Local students were able to take advantage of a law enforcement training course that prepares them to work as part-time police officers—without having to travel to Vassalboro for two weeks—because of a collaboration between the University of Maine at Presque Isle and the Maine Criminal Justice Academy (MCJA).
The LEPS (Law Enforcement Pre-Service) course is a 3-phase training program through the MCJA that certifies participants to work part-time as police officers in the state, or full-time for up to one year.
Phase I of LEPS is a 40 hour online curriculum. Students must also pass the ALERT test (reading and writing comprehension) and a physical test before starting Phase II of LEPS.
Phase II is an 80 hour in-class curriculum. University officials delivered this course on campus during the spring semester in a two-night-per-week format. This is the first time LEPS Phase II has been delivered in this way in the state since the MCJA moved to a 200 hour curriculum. Typically, students complete Phase II in a concentrated two-week course at the MCJA in Vassalboro.
Fred Thomas, UMPI Manager of Safety, Security and Regulatory Compliance, was integral in working with the MCJA to bring the course to Presque Isle and coordinating logistics. He organized weekly presenters who were certified instructors with the Academy to deliver the curriculum.
Jim Lyman, Director of Curriculum Delivery at the MCJA, visited campus this spring to deliver the final Phase II test. Officials were pleased to deliver Phase II in this way as it opens doors not just for students in the region, but also for people looking to change careers and who do not have the ability to go to the Academy for two weeks.

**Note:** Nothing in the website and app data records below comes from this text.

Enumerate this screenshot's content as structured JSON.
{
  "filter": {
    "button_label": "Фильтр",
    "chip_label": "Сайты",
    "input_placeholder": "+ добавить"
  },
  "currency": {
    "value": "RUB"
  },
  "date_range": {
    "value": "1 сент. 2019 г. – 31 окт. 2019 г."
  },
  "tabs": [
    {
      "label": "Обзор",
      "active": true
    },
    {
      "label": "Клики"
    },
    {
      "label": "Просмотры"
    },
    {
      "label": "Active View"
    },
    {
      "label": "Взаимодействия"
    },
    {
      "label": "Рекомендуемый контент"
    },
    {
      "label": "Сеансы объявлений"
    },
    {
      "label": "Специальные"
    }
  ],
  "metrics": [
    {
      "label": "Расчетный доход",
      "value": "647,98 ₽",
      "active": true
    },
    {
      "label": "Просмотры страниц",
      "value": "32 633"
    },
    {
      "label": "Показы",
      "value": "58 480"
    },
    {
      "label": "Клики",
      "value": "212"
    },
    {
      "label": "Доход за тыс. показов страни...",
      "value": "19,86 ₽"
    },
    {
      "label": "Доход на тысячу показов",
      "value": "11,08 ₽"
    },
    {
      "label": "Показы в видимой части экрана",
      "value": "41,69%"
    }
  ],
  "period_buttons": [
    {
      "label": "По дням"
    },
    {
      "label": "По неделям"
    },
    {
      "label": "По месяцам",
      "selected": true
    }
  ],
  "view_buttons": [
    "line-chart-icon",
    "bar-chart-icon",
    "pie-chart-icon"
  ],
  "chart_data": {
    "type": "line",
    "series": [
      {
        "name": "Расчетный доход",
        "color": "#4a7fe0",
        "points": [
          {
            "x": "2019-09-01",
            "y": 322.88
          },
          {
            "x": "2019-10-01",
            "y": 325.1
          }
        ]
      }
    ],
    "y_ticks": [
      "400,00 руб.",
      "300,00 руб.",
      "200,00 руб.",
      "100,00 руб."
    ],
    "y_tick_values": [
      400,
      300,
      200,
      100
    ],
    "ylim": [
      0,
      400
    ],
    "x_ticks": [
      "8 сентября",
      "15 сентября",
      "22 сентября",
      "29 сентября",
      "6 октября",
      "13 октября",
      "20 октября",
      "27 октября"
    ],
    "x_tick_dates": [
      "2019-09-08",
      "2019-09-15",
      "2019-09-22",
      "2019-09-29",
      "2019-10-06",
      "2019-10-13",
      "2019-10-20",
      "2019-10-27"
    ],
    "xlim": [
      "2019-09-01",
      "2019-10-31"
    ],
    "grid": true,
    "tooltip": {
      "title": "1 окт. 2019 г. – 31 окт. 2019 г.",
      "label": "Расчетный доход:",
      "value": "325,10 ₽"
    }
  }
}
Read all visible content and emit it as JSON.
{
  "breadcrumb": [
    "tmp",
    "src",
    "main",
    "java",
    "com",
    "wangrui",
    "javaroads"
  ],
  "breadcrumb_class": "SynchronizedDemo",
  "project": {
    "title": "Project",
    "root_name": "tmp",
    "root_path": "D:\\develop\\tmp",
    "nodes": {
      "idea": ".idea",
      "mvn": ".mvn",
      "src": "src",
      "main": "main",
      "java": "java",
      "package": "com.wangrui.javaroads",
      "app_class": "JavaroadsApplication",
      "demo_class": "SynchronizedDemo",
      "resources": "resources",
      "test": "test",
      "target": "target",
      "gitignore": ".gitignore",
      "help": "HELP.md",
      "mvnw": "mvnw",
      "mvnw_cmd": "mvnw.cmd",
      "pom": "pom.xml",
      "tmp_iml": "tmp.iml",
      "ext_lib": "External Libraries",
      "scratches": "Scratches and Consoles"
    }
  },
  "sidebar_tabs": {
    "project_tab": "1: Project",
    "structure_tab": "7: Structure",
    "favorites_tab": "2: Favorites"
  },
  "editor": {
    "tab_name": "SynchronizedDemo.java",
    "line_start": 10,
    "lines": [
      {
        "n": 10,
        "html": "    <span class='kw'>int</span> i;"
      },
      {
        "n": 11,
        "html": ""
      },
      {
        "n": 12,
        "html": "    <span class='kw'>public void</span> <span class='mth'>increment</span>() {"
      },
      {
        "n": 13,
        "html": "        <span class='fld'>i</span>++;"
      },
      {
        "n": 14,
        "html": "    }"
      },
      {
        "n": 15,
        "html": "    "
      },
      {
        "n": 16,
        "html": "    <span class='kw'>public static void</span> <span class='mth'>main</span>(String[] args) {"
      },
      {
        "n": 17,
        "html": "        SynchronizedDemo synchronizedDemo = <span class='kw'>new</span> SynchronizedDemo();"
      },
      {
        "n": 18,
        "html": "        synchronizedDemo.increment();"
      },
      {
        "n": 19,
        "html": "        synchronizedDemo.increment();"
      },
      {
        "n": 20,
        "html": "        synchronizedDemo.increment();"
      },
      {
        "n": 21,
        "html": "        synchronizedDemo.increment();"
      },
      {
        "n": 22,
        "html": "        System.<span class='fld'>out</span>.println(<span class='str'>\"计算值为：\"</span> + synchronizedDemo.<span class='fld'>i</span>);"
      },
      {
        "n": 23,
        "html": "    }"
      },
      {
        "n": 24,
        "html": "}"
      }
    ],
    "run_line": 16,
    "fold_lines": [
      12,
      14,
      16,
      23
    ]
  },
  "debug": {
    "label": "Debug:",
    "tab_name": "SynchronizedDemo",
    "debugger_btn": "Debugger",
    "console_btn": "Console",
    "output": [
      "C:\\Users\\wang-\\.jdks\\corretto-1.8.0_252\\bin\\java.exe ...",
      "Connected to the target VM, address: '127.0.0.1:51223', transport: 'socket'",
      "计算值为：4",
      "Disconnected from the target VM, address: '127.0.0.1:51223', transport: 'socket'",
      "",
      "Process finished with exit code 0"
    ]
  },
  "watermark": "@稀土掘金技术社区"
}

During his visit, Lyman also delivered the ALERT test to a dozen people, seven of whom were UMPI students.
The four Phase II students passed their final exam with flying colors. They then began working with local police departments to complete Phase III, which is 80 hours of supervised field training.
“There is a huge need for both part-time and full-time certified officers in the state, and in Aroostook County especially, where many small departments rely on reserve or part-time officers, so having this training available up here is of great value to the community as well as our students,” Dr. Lisa Leduc, UMPI Associate Professor of Criminal Justice, said. “We hope to run it again next year with a bigger class.”